where , , and ; if and satisfy the following conditions: *(i)*, ; *(ii)*, for , ** then, as , the sequence converges strongly to a point , which solves the variational inequality (27).*

* Proof. *The proof is divided into several steps.*Step 1*. It shows first that is bounded.

First, since , we can assume that . By Lemma 3, we have .

Take any , since for each , is nonexpansive, , and ; we have
for all .

Thus, by (28) and Lemma 3, we derive that
It follows that .

Hence, is bounded and so . It follows from the Lipschitz continuity of , , and that , , and are also bounded. From the nonexpansivity of , it follows that is also bounded.*Step 2*. It shows that

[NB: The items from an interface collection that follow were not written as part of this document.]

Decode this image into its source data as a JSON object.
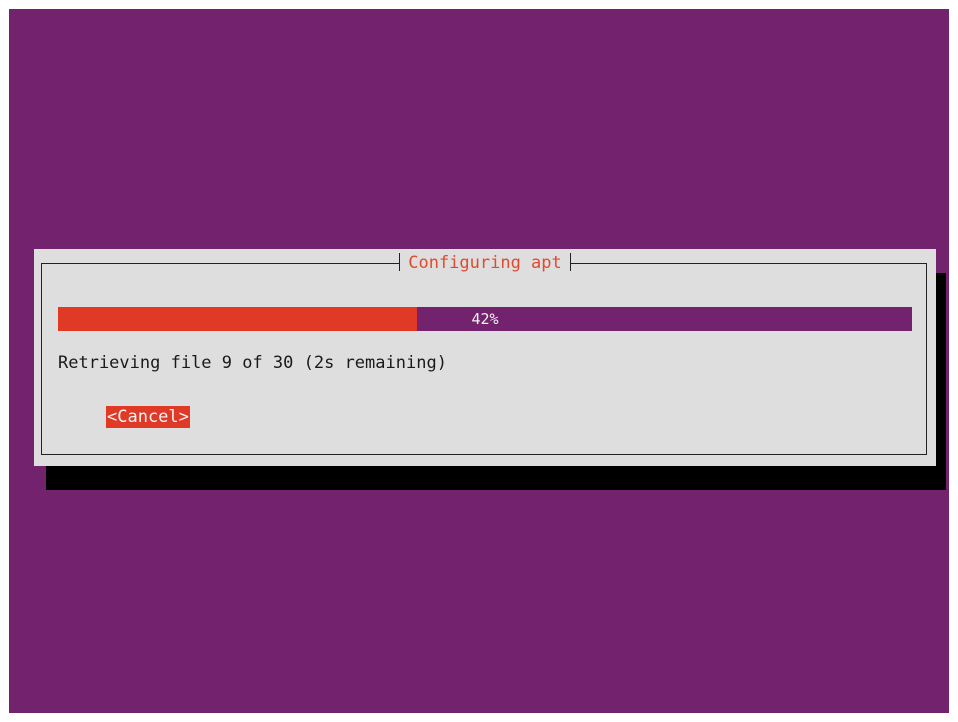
{
  "dialog": {
    "title": "Configuring apt",
    "progress": {
      "percent": 42,
      "label": "42%"
    },
    "status": "Retrieving file 9 of 30 (2s remaining)",
    "cancel_label": "<Cancel>"
  },
  "colors": {
    "background": "#73236d",
    "dialog": "#dedede",
    "accent": "#e03a27",
    "title_text": "#e04a2f",
    "shadow": "#000000"
  }
}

Next we will show that

Indeed, for , it follows from the firmly nonexpansivity of that for each , we have
Thus we get
which implies that for each ,
Thus, from Lemma 1 and (35), we get
It follows that
Since , (32) holds, then we have
*Step 3*. It shows that

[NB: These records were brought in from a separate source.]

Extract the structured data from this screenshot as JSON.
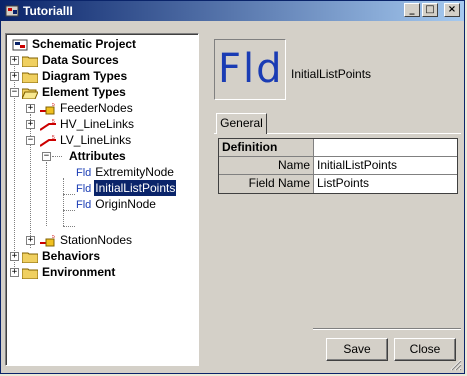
{
  "window": {
    "title": "TutorialII"
  },
  "tree": {
    "root": "Schematic Project",
    "data_sources": "Data Sources",
    "diagram_types": "Diagram Types",
    "element_types": "Element Types",
    "feeder_nodes": "FeederNodes",
    "hv_linelinks": "HV_LineLinks",
    "lv_linelinks": "LV_LineLinks",
    "attributes": "Attributes",
    "extremity_node": "ExtremityNode",
    "initial_list_points": "InitialListPoints",
    "origin_node": "OriginNode",
    "station_nodes": "StationNodes",
    "behaviors": "Behaviors",
    "environment": "Environment",
    "fld_badge": "Fld"
  },
  "header": {
    "icon_text": "Fld",
    "name": "InitialListPoints"
  },
  "tabs": [
    {
      "label": "General"
    }
  ],
  "properties": {
    "section": "Definition",
    "rows": [
      {
        "key": "Name",
        "value": "InitialListPoints"
      },
      {
        "key": "Field Name",
        "value": "ListPoints"
      }
    ]
  },
  "buttons": {
    "save": "Save",
    "close": "Close"
  },
  "colors": {
    "title_start": "#0a246a",
    "title_end": "#a6caf0",
    "selection": "#0a246a",
    "field_blue": "#1a3cb4",
    "face": "#d4d0c8"
  }
}
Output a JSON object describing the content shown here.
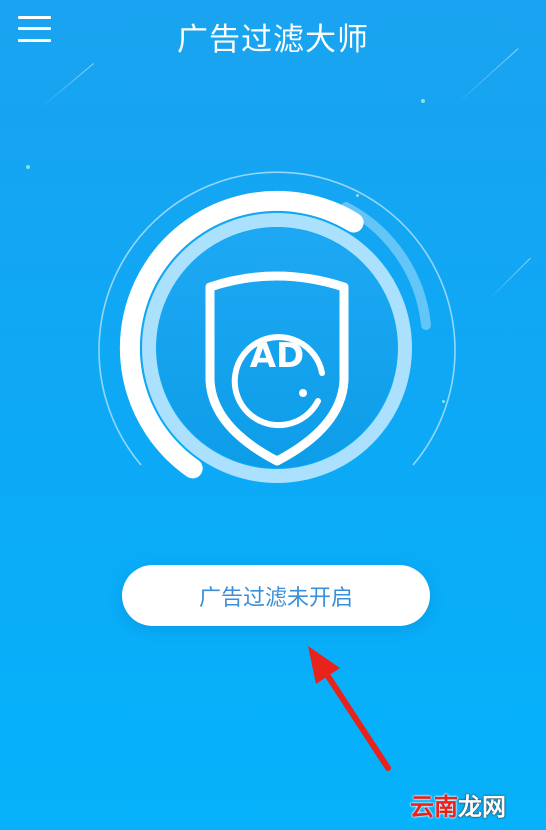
{
  "header": {
    "title": "广告过滤大师",
    "menu_icon": "menu-icon"
  },
  "gauge": {
    "badge_text": "AD",
    "shield_icon": "shield-icon",
    "progress_fraction": 0.7
  },
  "main": {
    "toggle_label": "广告过滤未开启"
  },
  "annotation": {
    "arrow_icon": "red-arrow-icon",
    "arrow_color": "#e8231c"
  },
  "watermark": {
    "part1": "云南",
    "part2": "龙网"
  },
  "colors": {
    "background_top": "#1aa3f0",
    "background_bottom": "#05b2fb",
    "button_text": "#3a8fd8"
  }
}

Observe that
Since and , it is easy to get (39).

Thus,
We obtain .

Notice that
where . Hence we have

From the boundedness of , and , we conclude that

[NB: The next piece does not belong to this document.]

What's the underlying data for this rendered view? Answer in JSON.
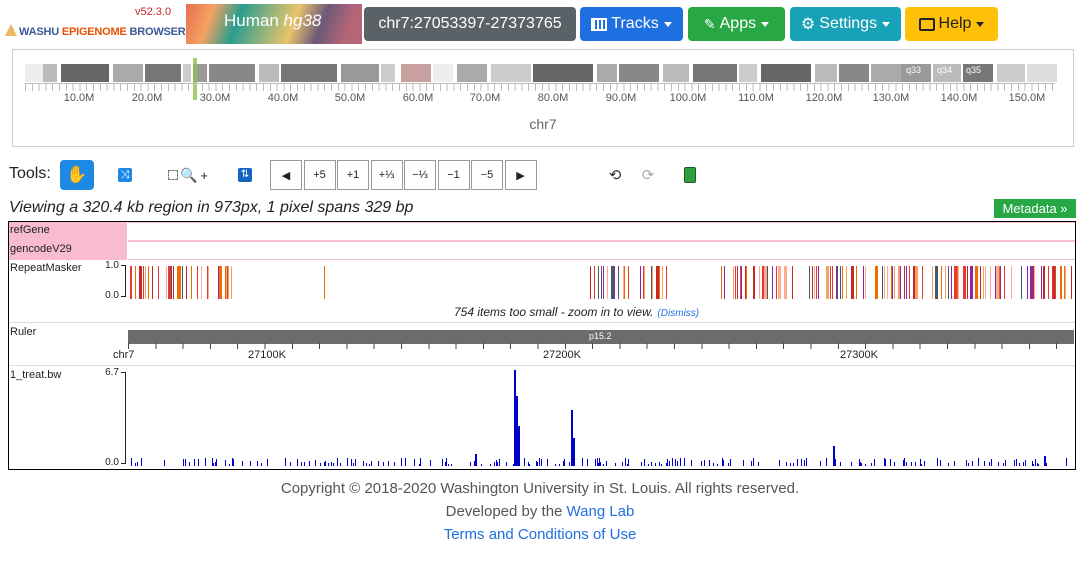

Since is bounded, there exists a subsequence which converges weakly to .*Step 4*. It shows that .

Since is closed and convex, is weakly closed. So we have . By Lemma 11 and (44), we have .

Next we will show that .

Indeed, by Lemma 9, we have that for each ,
From (A2), we get
Hence,
From (32), we obtain that as for each (especially, ). Together with (32), condition (ii), and (A4) we have, for each , that

For any, and , let . Since and , we obtain that , and hence . So, we have
Dividing by , we get, for each , that
Letting and from (A3), we get
For all and for each ; that is, . Hence .*Step 5*. It shows that , where
Hence, we obtain
It follows that
This implies that
In particular,

Since , it follows from (56) that as . Next, we show that solves the variational inequality (27).

By the iterative algorithm (28), we have
Therefore we have
that is,
Due to the nonexpansivity of , we have that is monotone; that is, , for all . Hence for any ,

Now replacing in (60) with and letting , we obtain
that is, is a solution of the variational inequality (27).

Further, by the uniqueness of the solution of the variational inequality (27), we conclude that as . We rewrite (27) as
This is equivalent to the fixed point equation

Theorem 13. *Let be a nonempty closed convex subset of a real Hilbert space with , and let be bifunctions from to which satisfies conditions (A1)–(A4). Let be a real-value convex function and a -ism mapping with . Assume the set . Let is an -Lipschitzian mapping with and is a strongly positive bounded linear operator with coefficient , and . Given , let {} and {} be sequences generated by the following algorithm:
**
where , , and ; if , , and satisfy the following conditions:*(i)*, and ; *(ii)*, and for ; *(iii)*, and ,** then, the sequence converges strongly to a point , which solves the variational inequality (27).*

* Proof. *The proof is divided into several steps.*Step 1*. It shows first that is bounded.

Take any , we have
Thus, by (64), we derive that
By induction, we obtain , , . Hence, is bounded and so . It follows from the Lipschitz continuity of , , and that , , and are also bounded. From the nonexpansivity of , it follows that is also bounded.*Step 2.* It shows that

By (68), we have
Next we estimate .

Observe that
where .

Substitute (69) into (68), we get
for some appropriate positive constant such that

Observe that
By Lemma 10, we get

Combing (70) and (73), we have
By Lemma 2, It follows from conditions (i)–(iii) that (67) holds. Further from (73), we have
*Step 3.* It shows that

For any , as the same proof of Theorem 12, we have
Then from (64) and (77), we derive that
From and (67), we have
Further we have
Next,
It follows from (67) and (80) that (76) holds. Further we have .*Step 4.* It shows that
where is a unique solution of the variational inequality (27). Indeed, take a subsequence of such that

Since is bounded, there exists a subsequence of which converges weakly to . Without loss of generality, we can assume . By the same argument as in the proof of Theorem 12, we have . Since , it follows that
*Step 5.* It shows that
Consider
It follows from (67) and (82) that